This is a genuinely impressive achievement, but a brittle one. The algorithm has a narrow comfort zone in which it can be effective; it’s hard to characterize this comfort zone but easy to step out of it. For example, you might want to move on from the machine’s success classifying millions of small consumer loans and instead give it a database of loan histories from a few thousand complex businesses. But in doing so, you’ve lost the ingredients that make the machine so strong. It draws its power from access to a huge number of data points, a mind-numbingly repetitive history of past instances in which to find patterns and structure. Reduce the amount of data dramatically, or make each data point significantly more complex, and the algorithm quickly starts to flail. Watching the machine’s successes—and they’re phenomenal when conditions are right—is like marveling at the performance of a prodigy whose jaw-dropping achievements and unnerving single-mindedness can mask his or her limitations in other dimensions.
But even in the heart of the machine’s comfort zone, its incomprehensible reasoning leads to difficulties.

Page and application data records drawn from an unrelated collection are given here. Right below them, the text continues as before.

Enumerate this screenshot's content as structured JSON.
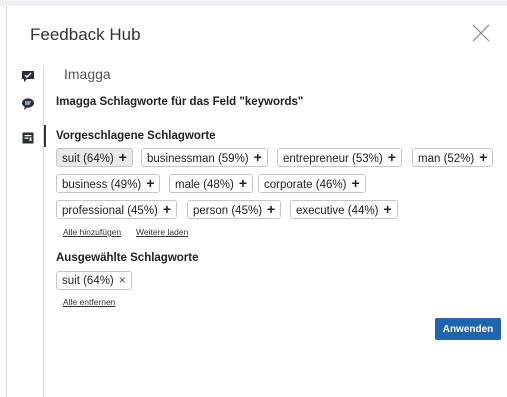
{
  "header": {
    "title": "Feedback Hub"
  },
  "rail": {
    "icons": [
      "feedback-icon",
      "comment-icon",
      "document-icon"
    ]
  },
  "plugin": {
    "title": "Imagga",
    "field_title": "Imagga Schlagworte für das Feld \"keywords\""
  },
  "suggested": {
    "title": "Vorgeschlagene Schlagworte",
    "tags": [
      "suit (64%)",
      "businessman (59%)",
      "entrepreneur (53%)",
      "man (52%)",
      "business (49%)",
      "male (48%)",
      "corporate (46%)",
      "professional (45%)",
      "person (45%)",
      "executive (44%)"
    ],
    "add_icon": "+",
    "add_all_label": "Alle hinzufügen",
    "load_more_label": "Weitere laden"
  },
  "selected": {
    "title": "Ausgewählte Schlagworte",
    "tags": [
      "suit (64%)"
    ],
    "remove_icon": "×",
    "remove_all_label": "Alle entfernen"
  },
  "actions": {
    "apply_label": "Anwenden"
  },
  "colors": {
    "primary": "#1f65ad",
    "selected_bg": "#e9e9e9",
    "border": "#c6c6c6"
  }
}
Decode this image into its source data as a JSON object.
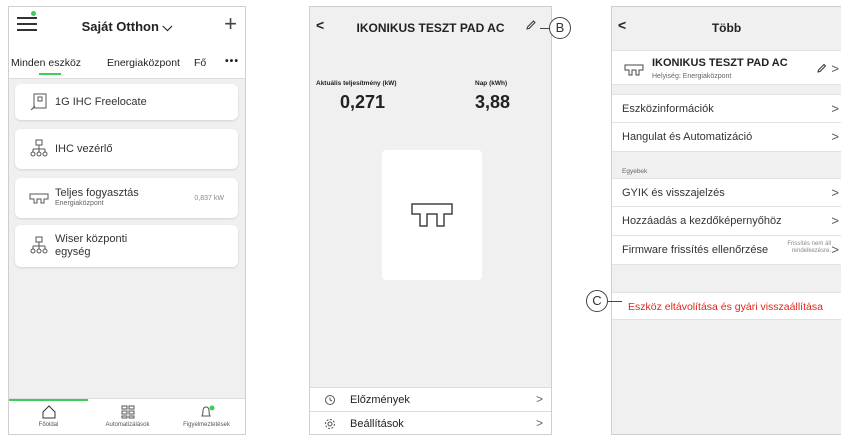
{
  "phone1": {
    "title": "Saját Otthon",
    "tabs": [
      "Minden eszköz",
      "Energiaközpont",
      "Fő"
    ],
    "more": "•••",
    "devices": [
      {
        "label": "1G IHC Freelocate",
        "icon": "freelocate-switch-icon"
      },
      {
        "label": "IHC vezérlő",
        "icon": "controller-hub-icon"
      },
      {
        "label": "Teljes fogyasztás",
        "sub": "Energiaközpont",
        "value": "0,837 kW",
        "icon": "ac-pad-icon"
      },
      {
        "label": "Wiser központi\negység",
        "icon": "controller-hub-icon"
      }
    ],
    "nav": [
      {
        "label": "Főoldal",
        "icon": "home-icon"
      },
      {
        "label": "Automatizálások",
        "icon": "grid-icon"
      },
      {
        "label": "Figyelmeztetések",
        "icon": "bell-icon"
      }
    ]
  },
  "phone2": {
    "title": "IKONIKUS TESZT PAD AC",
    "metrics": [
      {
        "label": "Aktuális teljesítmény (kW)",
        "value": "0,271"
      },
      {
        "label": "Nap (kWh)",
        "value": "3,88"
      }
    ],
    "rows": [
      {
        "label": "Előzmények",
        "icon": "history-icon"
      },
      {
        "label": "Beállítások",
        "icon": "settings-icon"
      }
    ]
  },
  "phone3": {
    "title": "Több",
    "device_name": "IKONIKUS TESZT PAD AC",
    "device_location": "Helyiség: Energiaközpont",
    "rows_top": [
      "Eszközinformációk",
      "Hangulat és Automatizáció"
    ],
    "section": "Egyebek",
    "rows_other": [
      "GYIK és visszajelzés",
      "Hozzáadás a kezdőképernyőhöz",
      "Firmware frissítés ellenőrzése"
    ],
    "firmware_note": "Frissítés nem áll\nrendelkezésre.",
    "remove": "Eszköz eltávolítása és gyári visszaállítása"
  },
  "callouts": {
    "b": "B",
    "c": "C"
  },
  "colors": {
    "accent": "#3dcd58",
    "danger": "#e2231a"
  }
}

Take the millions of small consumer loan applications again: Trouble arrives as soon as any of the machine’s customers, managers, or assistants start asking a few simple questions.
A consumer whose loan was denied might ask not just for an explanation but for something more: “How could I change my application next year to have a better chance of success?” Since we don’t have a simple explanation for the algorithm’s decision, there tends not to be a good answer to this question. “Try writing it so it looks more like one of the successful loan applications.” Next question.
An executive might ask, “The algorithm is doing well on loan applications in the United Kingdom. Will it also do well if we deploy it in Brazil?” There’s no satisfying answer here, either; we’re not good at assessing how well a highly optimized rule will transfer to a new domain.
A data scientist might say, “We know how well the algorithm does with the data it has. But surely more information about the consumers would help it. What new data should we collect?” Our human domain knowledge suggests lots of possibilities, but with an incomprehensible algorithm we don’t know which of these possibilities will help it. Think of the irony: We could try picking the variables we ourselves would find useful, but the machine doesn’t think like us and it’s already outperforming us. So how do we know what it will find useful?
This needn’t be the end of the story. We’re starting to see an interest in building algorithms that are not only powerful but also understandable by their creators. To do this, we may need to seriously rethink our notions of comprehensibility. We might never understand, step-by-step, what our automated systems are doing, but that may be OK. It may be enough that we learn to interact with them as one intelligent entity interacts with another, developing a robust sense for when to trust their recommendations, where to employ them most effectively, and how to help them reach a level of success we’d never achieve on our own.
Until then, however, the incomprehensibility of these systems creates a risk. How do we know when the machine has left its comfort zone and is operating on parts of the problem it’s not good at? The extent of this risk isn’t easy to quantify, and it’s something we must confront as our systems develop. We may eventually have to worry about all-powerful machine intelligence. But first we need to worry about putting machines in charge of decisions they don’t have the intelligence to make.